● WHAT YOU HAVE TO DO:
The output must be the data, printed exactly as written.

[[ DATASET open ]]

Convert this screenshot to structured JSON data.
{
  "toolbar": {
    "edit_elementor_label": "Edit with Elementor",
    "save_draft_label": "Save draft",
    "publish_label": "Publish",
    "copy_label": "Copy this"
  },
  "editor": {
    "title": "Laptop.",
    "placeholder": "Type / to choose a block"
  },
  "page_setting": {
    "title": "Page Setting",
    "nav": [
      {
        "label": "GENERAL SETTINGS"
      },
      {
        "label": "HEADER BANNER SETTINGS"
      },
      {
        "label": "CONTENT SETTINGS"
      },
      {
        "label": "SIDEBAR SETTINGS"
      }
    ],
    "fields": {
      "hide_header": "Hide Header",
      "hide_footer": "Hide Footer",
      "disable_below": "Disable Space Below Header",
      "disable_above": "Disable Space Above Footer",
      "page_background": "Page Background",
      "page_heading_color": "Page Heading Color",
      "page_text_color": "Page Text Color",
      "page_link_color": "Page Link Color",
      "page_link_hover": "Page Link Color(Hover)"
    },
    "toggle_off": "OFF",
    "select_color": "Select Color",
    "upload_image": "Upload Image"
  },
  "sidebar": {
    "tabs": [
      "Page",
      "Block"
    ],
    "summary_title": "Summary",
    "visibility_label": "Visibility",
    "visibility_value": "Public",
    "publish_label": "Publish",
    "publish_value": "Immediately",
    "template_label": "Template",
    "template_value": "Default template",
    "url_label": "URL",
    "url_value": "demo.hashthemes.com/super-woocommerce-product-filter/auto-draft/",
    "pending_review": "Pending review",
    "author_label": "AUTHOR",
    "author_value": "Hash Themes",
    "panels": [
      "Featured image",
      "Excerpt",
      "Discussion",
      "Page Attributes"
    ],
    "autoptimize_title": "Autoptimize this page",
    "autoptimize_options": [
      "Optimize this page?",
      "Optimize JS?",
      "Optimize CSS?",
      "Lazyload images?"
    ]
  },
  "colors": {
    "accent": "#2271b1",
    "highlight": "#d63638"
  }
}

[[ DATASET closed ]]

● WRITTEN ANSWER:
Convert this screenshot to structured JSON data.
{
  "toolbar": {
    "edit_elementor_label": "Edit with Elementor",
    "save_draft_label": "Save draft",
    "publish_label": "Publish",
    "copy_label": "Copy this"
  },
  "editor": {
    "title": "Laptop.",
    "placeholder": "Type / to choose a block"
  },
  "page_setting": {
    "title": "Page Setting",
    "nav": [
      {
        "label": "GENERAL SETTINGS"
      },
      {
        "label": "HEADER BANNER SETTINGS"
      },
      {
        "label": "CONTENT SETTINGS"
      },
      {
        "label": "SIDEBAR SETTINGS"
      }
    ],
    "fields": {
      "hide_header": "Hide Header",
      "hide_footer": "Hide Footer",
      "disable_below": "Disable Space Below Header",
      "disable_above": "Disable Space Above Footer",
      "page_background": "Page Background",
      "page_heading_color": "Page Heading Color",
      "page_text_color": "Page Text Color",
      "page_link_color": "Page Link Color",
      "page_link_hover": "Page Link Color(Hover)"
    },
    "toggle_off": "OFF",
    "select_color": "Select Color",
    "upload_image": "Upload Image"
  },
  "sidebar": {
    "tabs": [
      "Page",
      "Block"
    ],
    "summary_title": "Summary",
    "visibility_label": "Visibility",
    "visibility_value": "Public",
    "publish_label": "Publish",
    "publish_value": "Immediately",
    "template_label": "Template",
    "template_value": "Default template",
    "url_label": "URL",
    "url_value": "demo.hashthemes.com/super-woocommerce-product-filter/auto-draft/",
    "pending_review": "Pending review",
    "author_label": "AUTHOR",
    "author_value": "Hash Themes",
    "panels": [
      "Featured image",
      "Excerpt",
      "Discussion",
      "Page Attributes"
    ],
    "autoptimize_title": "Autoptimize this page",
    "autoptimize_options": [
      "Optimize this page?",
      "Optimize JS?",
      "Optimize CSS?",
      "Lazyload images?"
    ]
  },
  "colors": {
    "accent": "#2271b1",
    "highlight": "#d63638"
  }
}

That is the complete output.